Required action: Search the records below for "factor" and copy every line it turns up in.

##### Supplied records #####

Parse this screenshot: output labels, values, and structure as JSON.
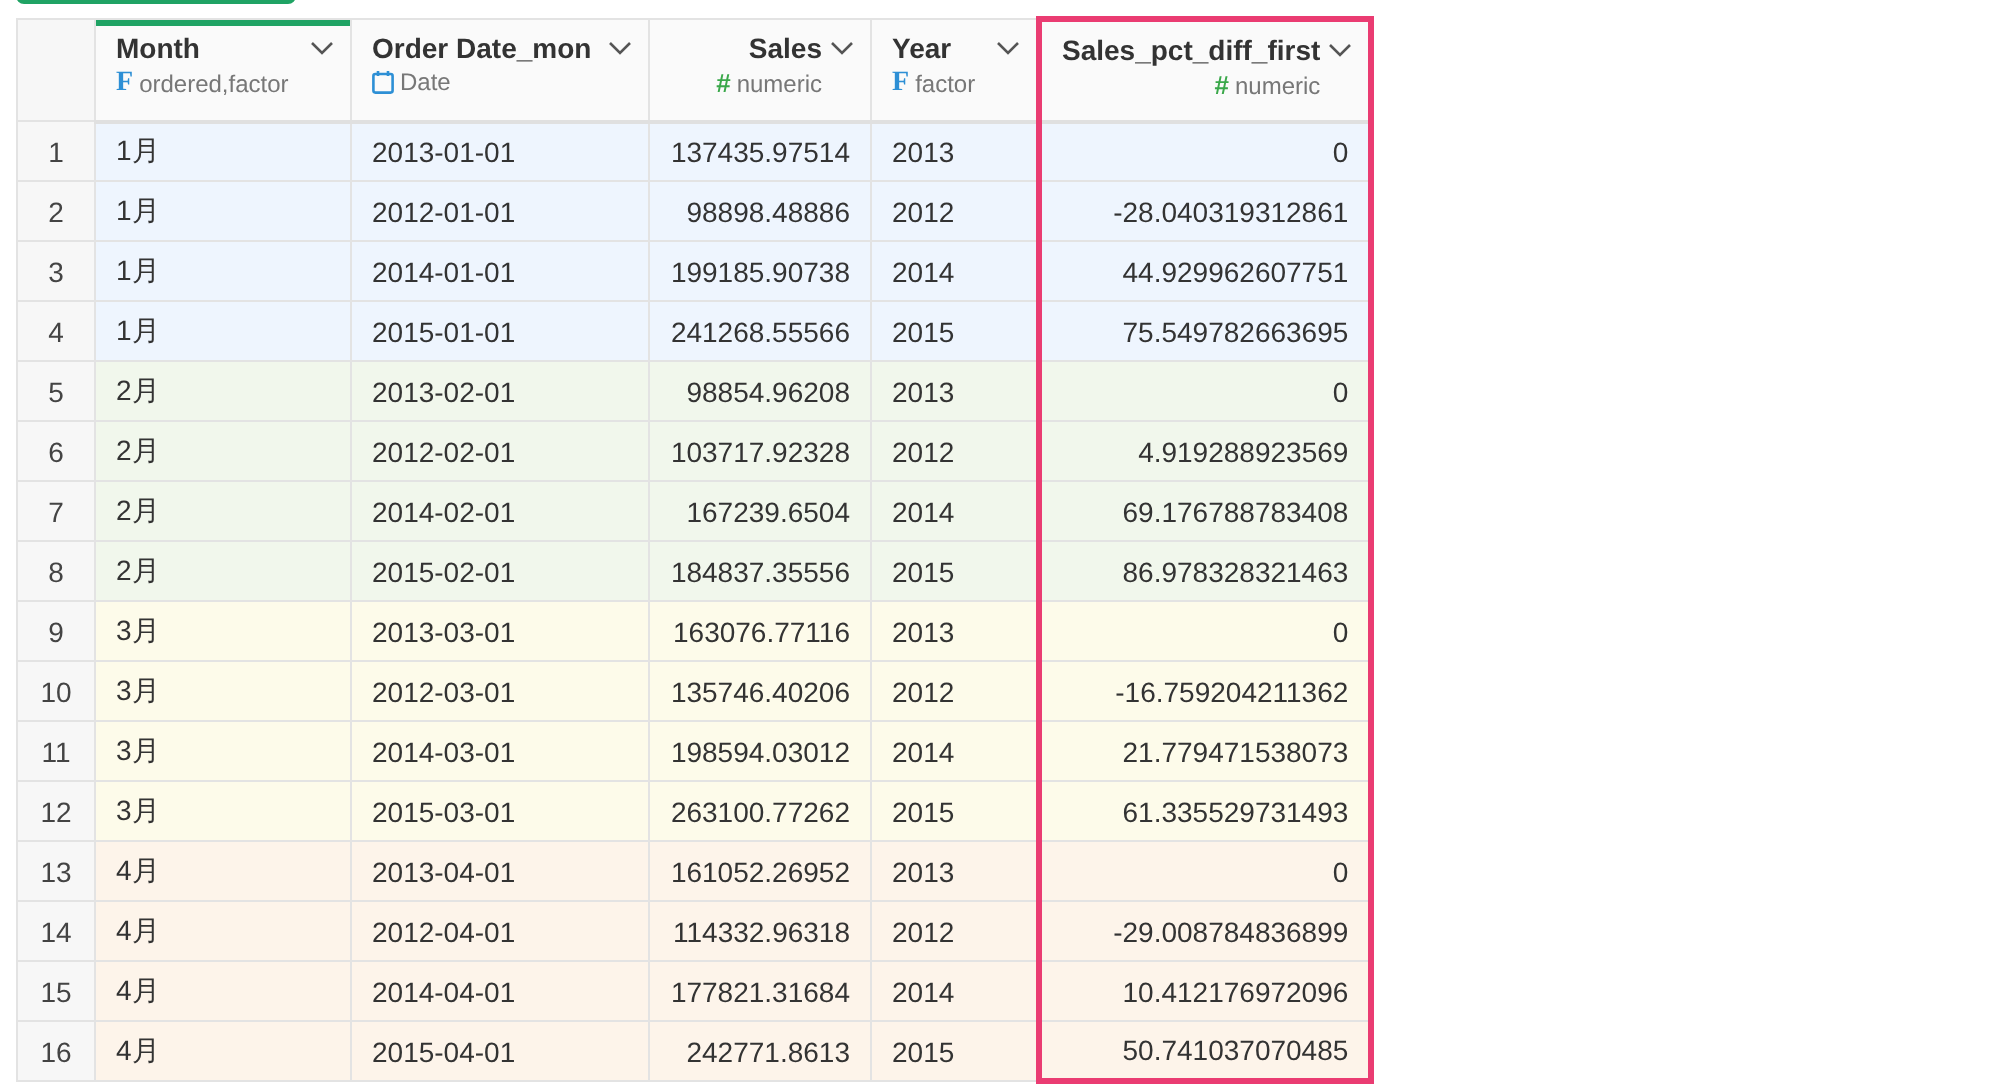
{
  "columns": [
    {
      "name": "Month",
      "type": "ordered,factor",
      "kind": "factor",
      "icon": "F",
      "selected": true,
      "highlighted": false
    },
    {
      "name": "Order Date_mon",
      "type": "Date",
      "kind": "date",
      "selected": false,
      "highlighted": false
    },
    {
      "name": "Sales",
      "type": "numeric",
      "kind": "numeric",
      "icon": "#",
      "selected": false,
      "highlighted": false
    },
    {
      "name": "Year",
      "type": "factor",
      "kind": "factor",
      "icon": "F",
      "selected": false,
      "highlighted": false
    },
    {
      "name": "Sales_pct_diff_first",
      "type": "numeric",
      "kind": "numeric",
      "icon": "#",
      "selected": false,
      "highlighted": true
    }
  ],
  "rows": [
    {
      "num": "1",
      "color": "#eef5fe",
      "cells": [
        "1月",
        "2013-01-01",
        "137435.97514",
        "2013",
        "0"
      ]
    },
    {
      "num": "2",
      "color": "#eef5fe",
      "cells": [
        "1月",
        "2012-01-01",
        "98898.48886",
        "2012",
        "-28.040319312861"
      ]
    },
    {
      "num": "3",
      "color": "#eef5fe",
      "cells": [
        "1月",
        "2014-01-01",
        "199185.90738",
        "2014",
        "44.929962607751"
      ]
    },
    {
      "num": "4",
      "color": "#eef5fe",
      "cells": [
        "1月",
        "2015-01-01",
        "241268.55566",
        "2015",
        "75.549782663695"
      ]
    },
    {
      "num": "5",
      "color": "#f1f7ec",
      "cells": [
        "2月",
        "2013-02-01",
        "98854.96208",
        "2013",
        "0"
      ]
    },
    {
      "num": "6",
      "color": "#f1f7ec",
      "cells": [
        "2月",
        "2012-02-01",
        "103717.92328",
        "2012",
        "4.919288923569"
      ]
    },
    {
      "num": "7",
      "color": "#f1f7ec",
      "cells": [
        "2月",
        "2014-02-01",
        "167239.6504",
        "2014",
        "69.176788783408"
      ]
    },
    {
      "num": "8",
      "color": "#f1f7ec",
      "cells": [
        "2月",
        "2015-02-01",
        "184837.35556",
        "2015",
        "86.978328321463"
      ]
    },
    {
      "num": "9",
      "color": "#fdfbea",
      "cells": [
        "3月",
        "2013-03-01",
        "163076.77116",
        "2013",
        "0"
      ]
    },
    {
      "num": "10",
      "color": "#fdfbea",
      "cells": [
        "3月",
        "2012-03-01",
        "135746.40206",
        "2012",
        "-16.759204211362"
      ]
    },
    {
      "num": "11",
      "color": "#fdfbea",
      "cells": [
        "3月",
        "2014-03-01",
        "198594.03012",
        "2014",
        "21.779471538073"
      ]
    },
    {
      "num": "12",
      "color": "#fdfbea",
      "cells": [
        "3月",
        "2015-03-01",
        "263100.77262",
        "2015",
        "61.335529731493"
      ]
    },
    {
      "num": "13",
      "color": "#fdf4ea",
      "cells": [
        "4月",
        "2013-04-01",
        "161052.26952",
        "2013",
        "0"
      ]
    },
    {
      "num": "14",
      "color": "#fdf4ea",
      "cells": [
        "4月",
        "2012-04-01",
        "114332.96318",
        "2012",
        "-29.008784836899"
      ]
    },
    {
      "num": "15",
      "color": "#fdf4ea",
      "cells": [
        "4月",
        "2014-04-01",
        "177821.31684",
        "2014",
        "10.412176972096"
      ]
    },
    {
      "num": "16",
      "color": "#fdf4ea",
      "cells": [
        "4月",
        "2015-04-01",
        "242771.8613",
        "2015",
        "50.741037070485"
      ]
    }
  ]
}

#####

Solution for this exercise:
      "type": "ordered,factor",
      "kind": "factor",
      "type": "factor",
      "kind": "factor",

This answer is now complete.